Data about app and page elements
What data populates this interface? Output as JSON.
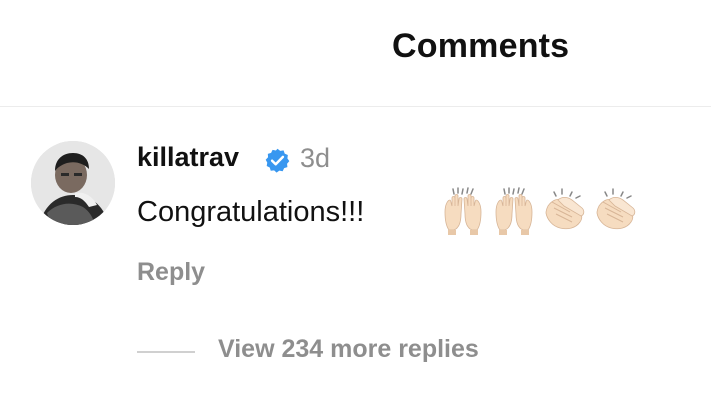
{
  "header": {
    "title": "Comments"
  },
  "comment": {
    "username": "killatrav",
    "verified_icon": "verified-badge-icon",
    "timestamp": "3d",
    "text": "Congratulations!!!",
    "emojis": [
      "raising-hands-icon",
      "raising-hands-icon",
      "clapping-hands-icon",
      "clapping-hands-icon"
    ],
    "reply_label": "Reply",
    "view_replies_label": "View 234 more replies"
  },
  "colors": {
    "verified_blue": "#3897f0",
    "secondary_text": "#8e8e8e",
    "primary_text": "#111111",
    "divider": "#ececec",
    "emoji_skin": "#f6dcc0"
  }
}
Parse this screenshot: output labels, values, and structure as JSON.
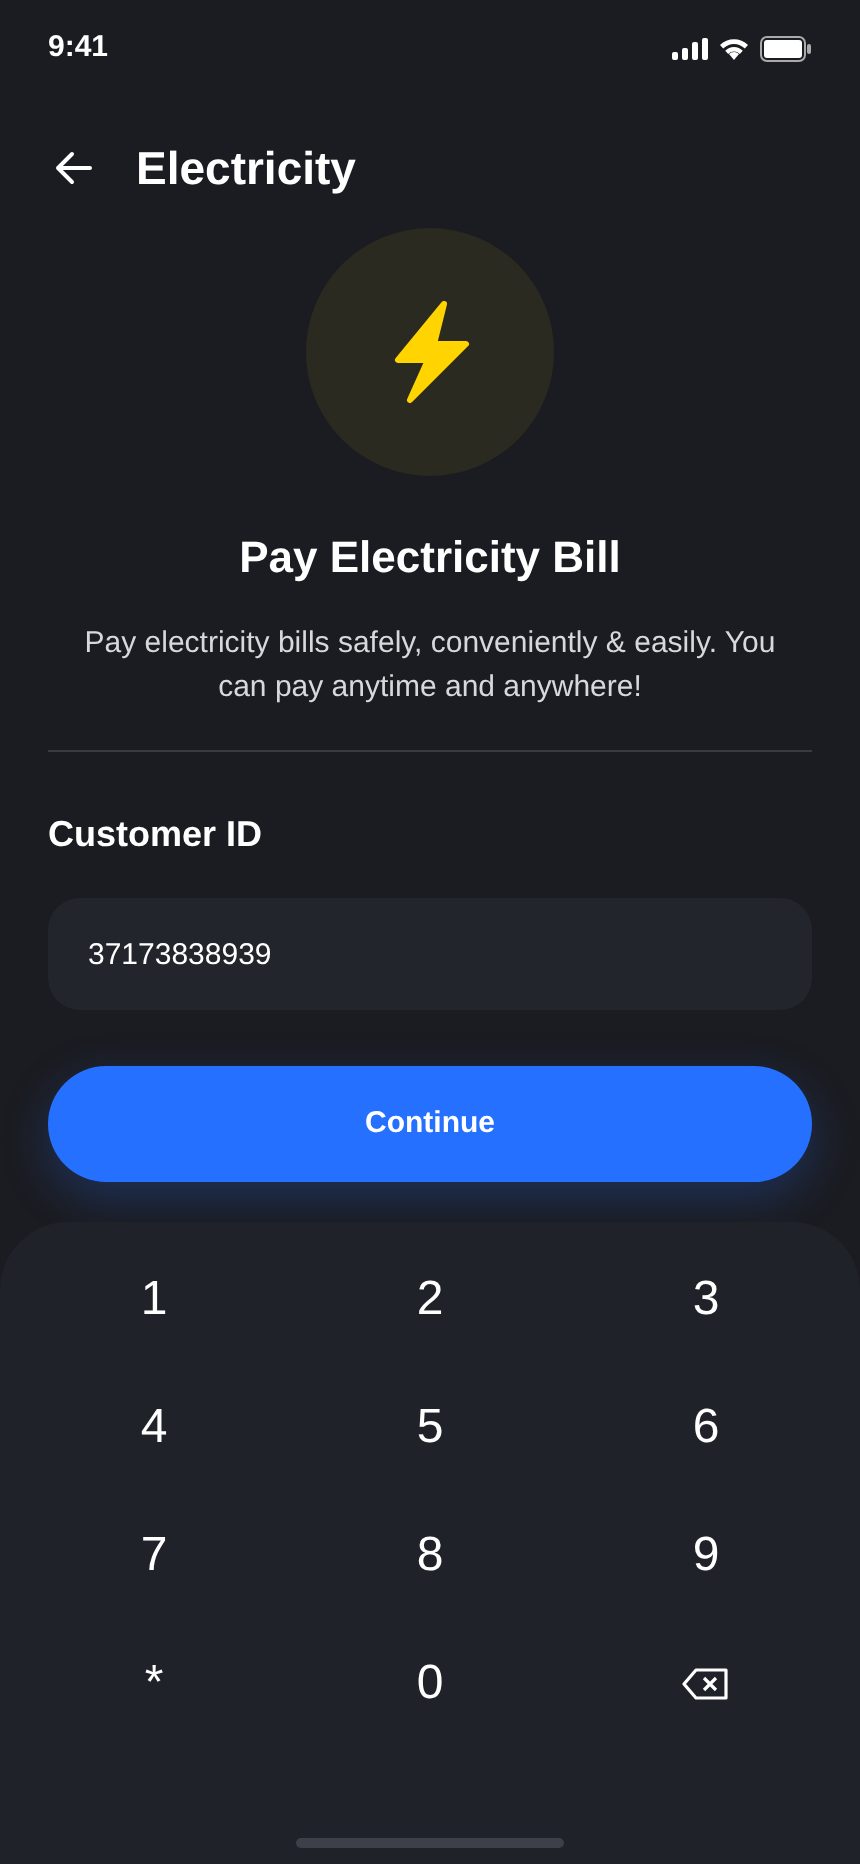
{
  "status_bar": {
    "time": "9:41"
  },
  "header": {
    "title": "Electricity"
  },
  "hero": {
    "title": "Pay Electricity Bill",
    "description": "Pay electricity bills safely, conveniently & easily. You can pay anytime and anywhere!"
  },
  "form": {
    "label": "Customer ID",
    "value": "37173838939"
  },
  "continue_button": {
    "label": "Continue"
  },
  "keypad": [
    {
      "kind": "char",
      "label": "1"
    },
    {
      "kind": "char",
      "label": "2"
    },
    {
      "kind": "char",
      "label": "3"
    },
    {
      "kind": "char",
      "label": "4"
    },
    {
      "kind": "char",
      "label": "5"
    },
    {
      "kind": "char",
      "label": "6"
    },
    {
      "kind": "char",
      "label": "7"
    },
    {
      "kind": "char",
      "label": "8"
    },
    {
      "kind": "char",
      "label": "9"
    },
    {
      "kind": "char",
      "label": "*"
    },
    {
      "kind": "char",
      "label": "0"
    },
    {
      "kind": "backspace"
    }
  ]
}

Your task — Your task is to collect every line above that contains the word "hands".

Response box —
      "raising-hands-icon",
      "raising-hands-icon",
      "clapping-hands-icon",
      "clapping-hands-icon"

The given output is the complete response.